- **Data records**
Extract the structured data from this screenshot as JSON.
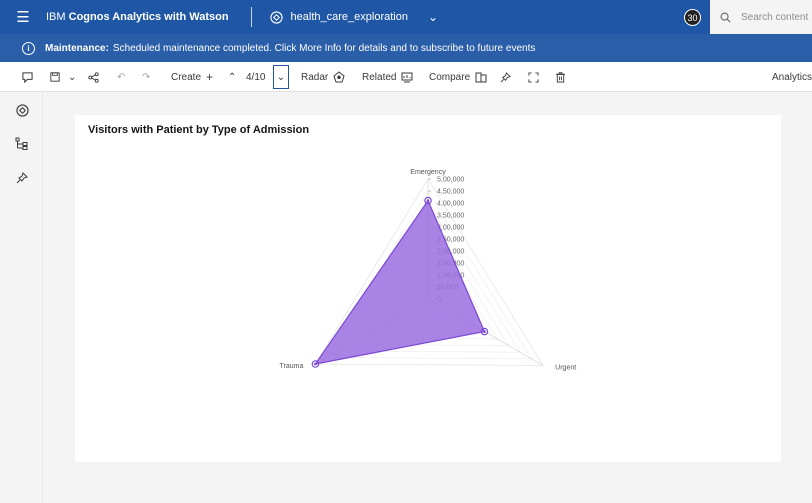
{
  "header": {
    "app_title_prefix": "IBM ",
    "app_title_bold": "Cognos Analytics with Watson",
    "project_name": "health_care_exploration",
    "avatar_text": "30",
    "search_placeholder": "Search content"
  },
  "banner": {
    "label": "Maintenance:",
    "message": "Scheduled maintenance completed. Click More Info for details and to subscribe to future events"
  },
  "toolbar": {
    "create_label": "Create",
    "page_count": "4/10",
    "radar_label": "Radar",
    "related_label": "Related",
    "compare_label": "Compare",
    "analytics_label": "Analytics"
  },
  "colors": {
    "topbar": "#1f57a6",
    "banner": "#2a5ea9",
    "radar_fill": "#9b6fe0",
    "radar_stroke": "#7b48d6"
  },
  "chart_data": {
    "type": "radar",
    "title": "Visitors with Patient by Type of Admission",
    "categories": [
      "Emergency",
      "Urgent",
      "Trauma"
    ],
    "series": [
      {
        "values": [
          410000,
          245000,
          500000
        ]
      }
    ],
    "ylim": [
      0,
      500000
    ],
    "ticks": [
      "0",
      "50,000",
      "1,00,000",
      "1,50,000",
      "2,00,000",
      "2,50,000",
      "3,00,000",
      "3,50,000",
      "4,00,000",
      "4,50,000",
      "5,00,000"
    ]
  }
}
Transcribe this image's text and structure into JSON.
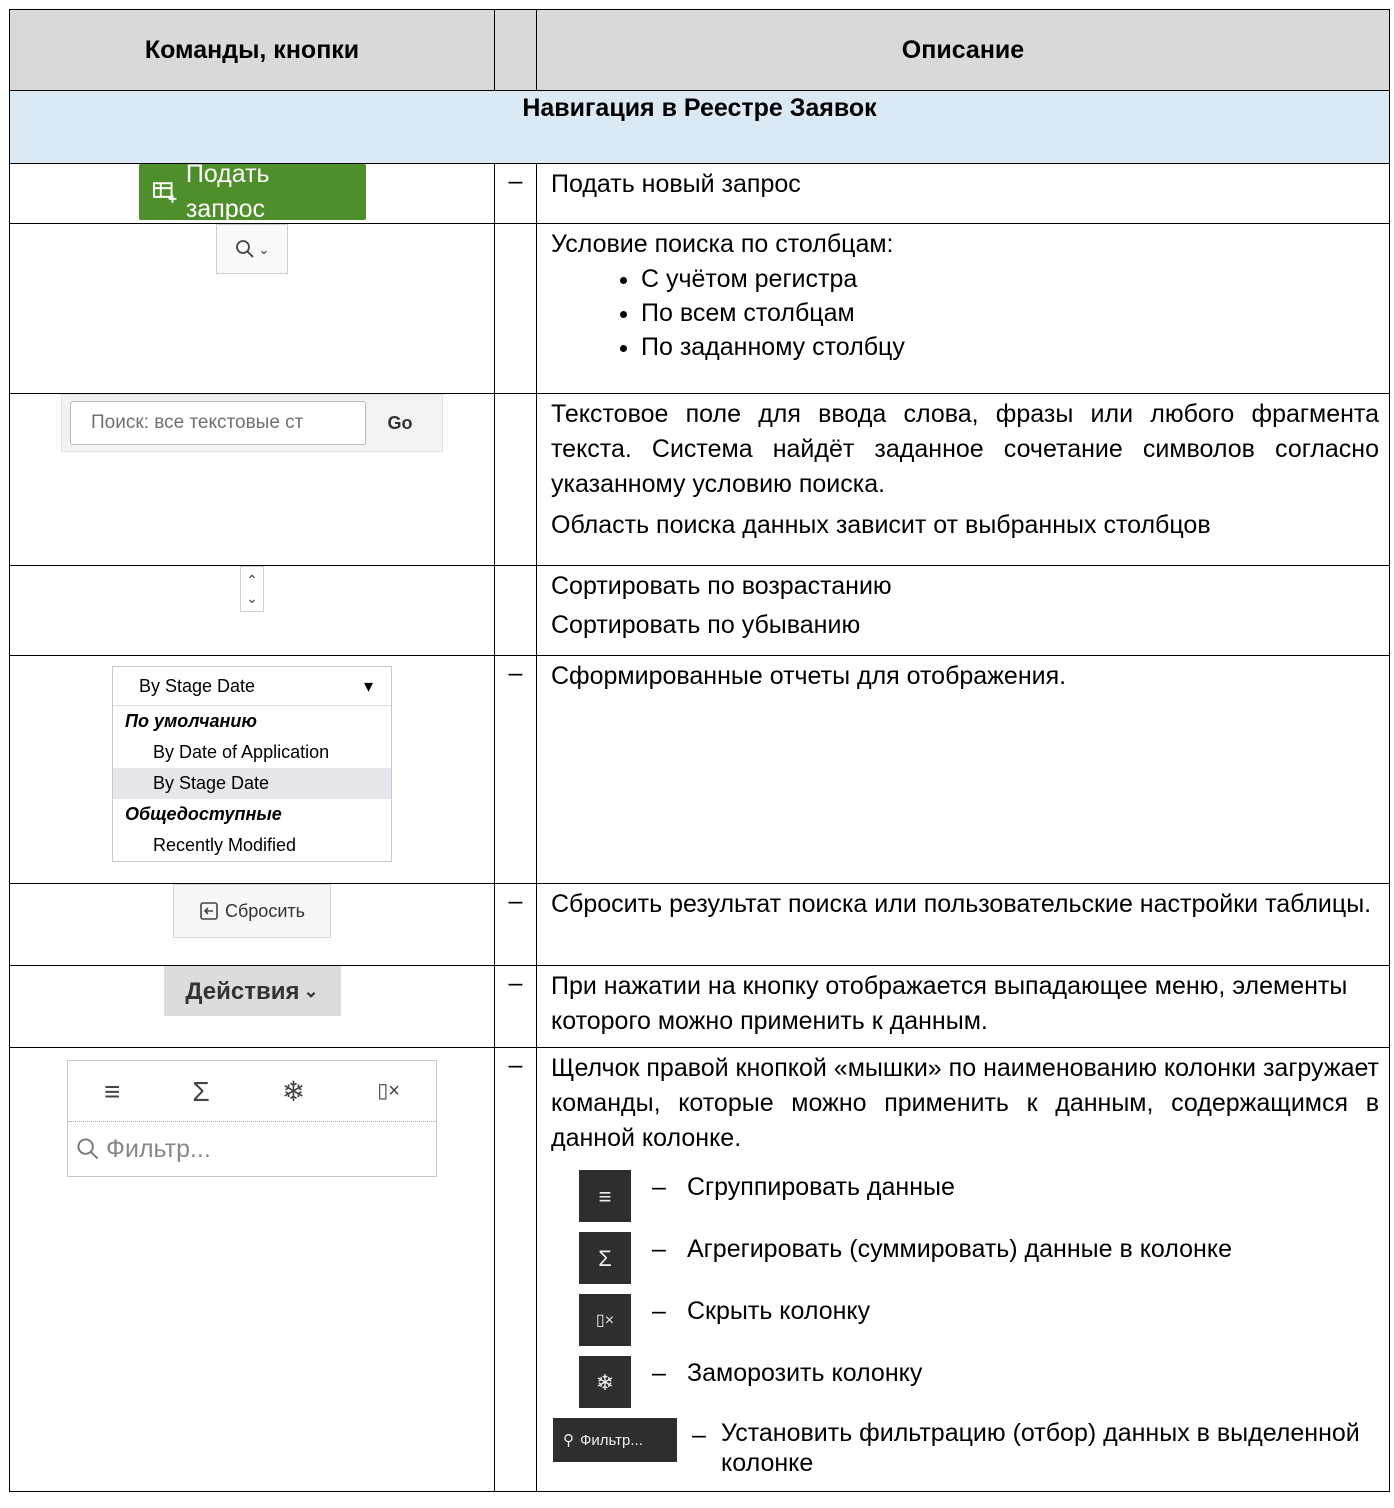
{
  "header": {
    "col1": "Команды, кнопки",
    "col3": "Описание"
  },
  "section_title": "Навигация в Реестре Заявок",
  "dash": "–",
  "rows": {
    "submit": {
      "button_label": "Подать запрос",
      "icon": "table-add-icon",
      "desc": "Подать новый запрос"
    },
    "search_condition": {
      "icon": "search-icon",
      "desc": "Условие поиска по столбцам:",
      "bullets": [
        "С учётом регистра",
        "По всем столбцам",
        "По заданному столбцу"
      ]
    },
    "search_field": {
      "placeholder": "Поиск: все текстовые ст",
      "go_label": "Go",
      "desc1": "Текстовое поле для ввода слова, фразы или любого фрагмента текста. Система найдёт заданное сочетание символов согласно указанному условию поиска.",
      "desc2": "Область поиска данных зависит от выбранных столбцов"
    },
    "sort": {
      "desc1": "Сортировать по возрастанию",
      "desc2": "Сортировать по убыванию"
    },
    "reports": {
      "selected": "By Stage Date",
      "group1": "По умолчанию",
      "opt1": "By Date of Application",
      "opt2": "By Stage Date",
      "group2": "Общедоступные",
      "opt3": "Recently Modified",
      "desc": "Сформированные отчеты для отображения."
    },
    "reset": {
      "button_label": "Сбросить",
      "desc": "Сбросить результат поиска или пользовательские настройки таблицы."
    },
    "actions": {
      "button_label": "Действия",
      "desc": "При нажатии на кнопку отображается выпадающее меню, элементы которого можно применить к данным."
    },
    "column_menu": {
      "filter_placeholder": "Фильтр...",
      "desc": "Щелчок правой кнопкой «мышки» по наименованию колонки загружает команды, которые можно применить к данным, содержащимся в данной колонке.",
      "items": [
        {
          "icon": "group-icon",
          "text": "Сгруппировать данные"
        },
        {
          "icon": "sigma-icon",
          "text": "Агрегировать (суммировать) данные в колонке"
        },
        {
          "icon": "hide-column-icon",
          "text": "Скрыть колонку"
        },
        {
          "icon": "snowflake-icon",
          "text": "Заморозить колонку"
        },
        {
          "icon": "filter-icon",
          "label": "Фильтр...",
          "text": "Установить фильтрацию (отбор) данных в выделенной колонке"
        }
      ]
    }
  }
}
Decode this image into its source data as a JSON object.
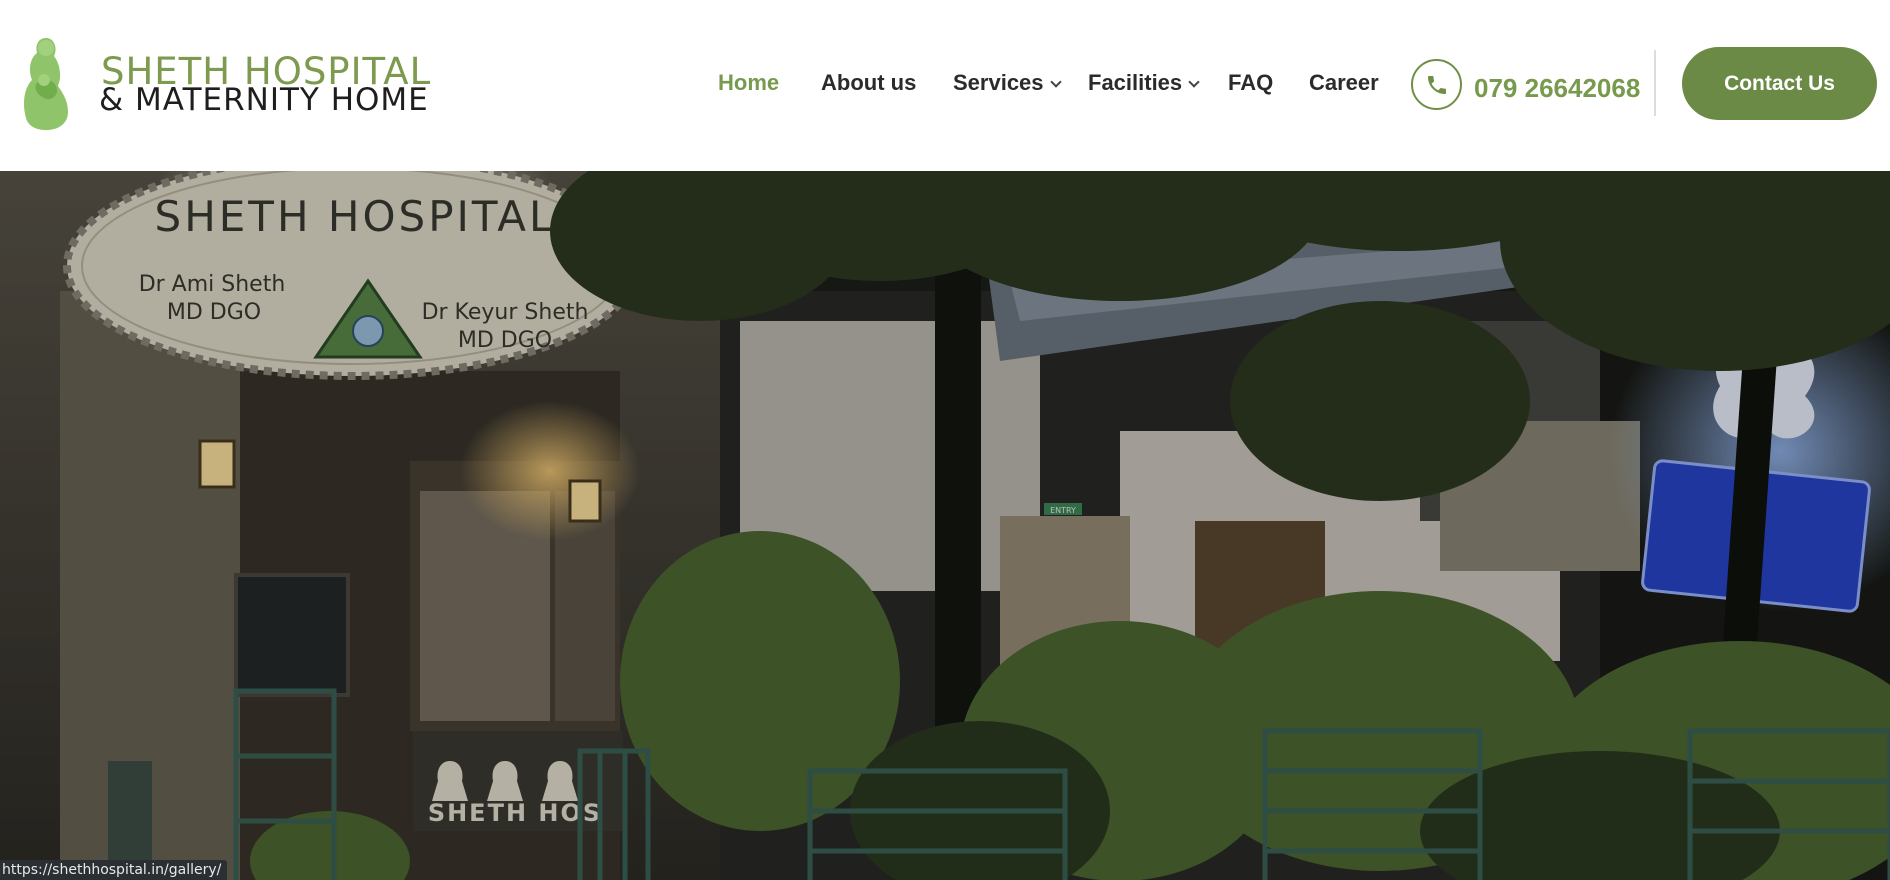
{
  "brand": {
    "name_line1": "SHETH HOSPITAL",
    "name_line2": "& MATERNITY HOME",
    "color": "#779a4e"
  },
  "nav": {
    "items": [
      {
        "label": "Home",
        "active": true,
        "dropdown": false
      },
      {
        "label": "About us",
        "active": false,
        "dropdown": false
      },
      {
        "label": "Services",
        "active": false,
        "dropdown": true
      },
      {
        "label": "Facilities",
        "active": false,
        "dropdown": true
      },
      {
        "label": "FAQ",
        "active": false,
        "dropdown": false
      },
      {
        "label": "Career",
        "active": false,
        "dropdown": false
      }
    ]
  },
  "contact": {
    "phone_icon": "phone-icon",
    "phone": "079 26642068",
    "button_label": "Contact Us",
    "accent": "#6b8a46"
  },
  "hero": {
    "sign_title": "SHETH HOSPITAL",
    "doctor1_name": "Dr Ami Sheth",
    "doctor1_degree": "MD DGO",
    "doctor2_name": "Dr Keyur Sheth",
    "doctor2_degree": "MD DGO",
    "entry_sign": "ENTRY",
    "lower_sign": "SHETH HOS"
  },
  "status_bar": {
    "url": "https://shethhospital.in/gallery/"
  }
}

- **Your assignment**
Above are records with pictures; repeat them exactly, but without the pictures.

- **Reply to the exercise**
Extract the structured data from this screenshot as JSON.
{
  "header": {
    "app_title_prefix": "IBM ",
    "app_title_bold": "Cognos Analytics with Watson",
    "project_name": "health_care_exploration",
    "avatar_text": "30",
    "search_placeholder": "Search content"
  },
  "banner": {
    "label": "Maintenance:",
    "message": "Scheduled maintenance completed. Click More Info for details and to subscribe to future events"
  },
  "toolbar": {
    "create_label": "Create",
    "page_count": "4/10",
    "radar_label": "Radar",
    "related_label": "Related",
    "compare_label": "Compare",
    "analytics_label": "Analytics"
  },
  "colors": {
    "topbar": "#1f57a6",
    "banner": "#2a5ea9",
    "radar_fill": "#9b6fe0",
    "radar_stroke": "#7b48d6"
  },
  "chart_data": {
    "type": "radar",
    "title": "Visitors with Patient by Type of Admission",
    "categories": [
      "Emergency",
      "Urgent",
      "Trauma"
    ],
    "series": [
      {
        "values": [
          410000,
          245000,
          500000
        ]
      }
    ],
    "ylim": [
      0,
      500000
    ],
    "ticks": [
      "0",
      "50,000",
      "1,00,000",
      "1,50,000",
      "2,00,000",
      "2,50,000",
      "3,00,000",
      "3,50,000",
      "4,00,000",
      "4,50,000",
      "5,00,000"
    ]
  }
}
Transcribe this image's text and structure into JSON.
{
  "header": {
    "col1": "Команды, кнопки",
    "col3": "Описание"
  },
  "section_title": "Навигация в Реестре Заявок",
  "dash": "–",
  "rows": {
    "submit": {
      "button_label": "Подать запрос",
      "icon": "table-add-icon",
      "desc": "Подать новый запрос"
    },
    "search_condition": {
      "icon": "search-icon",
      "desc": "Условие поиска по столбцам:",
      "bullets": [
        "С учётом регистра",
        "По всем столбцам",
        "По заданному столбцу"
      ]
    },
    "search_field": {
      "placeholder": "Поиск: все текстовые ст",
      "go_label": "Go",
      "desc1": "Текстовое поле для ввода слова, фразы или любого фрагмента текста. Система найдёт заданное сочетание символов согласно указанному условию поиска.",
      "desc2": "Область поиска данных зависит от выбранных столбцов"
    },
    "sort": {
      "desc1": "Сортировать по возрастанию",
      "desc2": "Сортировать по убыванию"
    },
    "reports": {
      "selected": "By Stage Date",
      "group1": "По умолчанию",
      "opt1": "By Date of Application",
      "opt2": "By Stage Date",
      "group2": "Общедоступные",
      "opt3": "Recently Modified",
      "desc": "Сформированные отчеты для отображения."
    },
    "reset": {
      "button_label": "Сбросить",
      "desc": "Сбросить результат поиска или пользовательские настройки таблицы."
    },
    "actions": {
      "button_label": "Действия",
      "desc": "При нажатии на кнопку отображается выпадающее меню, элементы которого можно применить к данным."
    },
    "column_menu": {
      "filter_placeholder": "Фильтр...",
      "desc": "Щелчок правой кнопкой «мышки» по наименованию колонки загружает команды, которые можно применить к данным, содержащимся в данной колонке.",
      "items": [
        {
          "icon": "group-icon",
          "text": "Сгруппировать данные"
        },
        {
          "icon": "sigma-icon",
          "text": "Агрегировать (суммировать) данные в колонке"
        },
        {
          "icon": "hide-column-icon",
          "text": "Скрыть колонку"
        },
        {
          "icon": "snowflake-icon",
          "text": "Заморозить колонку"
        },
        {
          "icon": "filter-icon",
          "label": "Фильтр...",
          "text": "Установить фильтрацию (отбор) данных в выделенной колонке"
        }
      ]
    }
  }
}
Decode this image into its source data as a JSON object.
{
  "brand": {
    "name_line1": "SHETH HOSPITAL",
    "name_line2": "& MATERNITY HOME",
    "color": "#779a4e"
  },
  "nav": {
    "items": [
      {
        "label": "Home",
        "active": true,
        "dropdown": false
      },
      {
        "label": "About us",
        "active": false,
        "dropdown": false
      },
      {
        "label": "Services",
        "active": false,
        "dropdown": true
      },
      {
        "label": "Facilities",
        "active": false,
        "dropdown": true
      },
      {
        "label": "FAQ",
        "active": false,
        "dropdown": false
      },
      {
        "label": "Career",
        "active": false,
        "dropdown": false
      }
    ]
  },
  "contact": {
    "phone_icon": "phone-icon",
    "phone": "079 26642068",
    "button_label": "Contact Us",
    "accent": "#6b8a46"
  },
  "hero": {
    "sign_title": "SHETH HOSPITAL",
    "doctor1_name": "Dr Ami Sheth",
    "doctor1_degree": "MD DGO",
    "doctor2_name": "Dr Keyur Sheth",
    "doctor2_degree": "MD DGO",
    "entry_sign": "ENTRY",
    "lower_sign": "SHETH HOS"
  },
  "status_bar": {
    "url": "https://shethhospital.in/gallery/"
  }
}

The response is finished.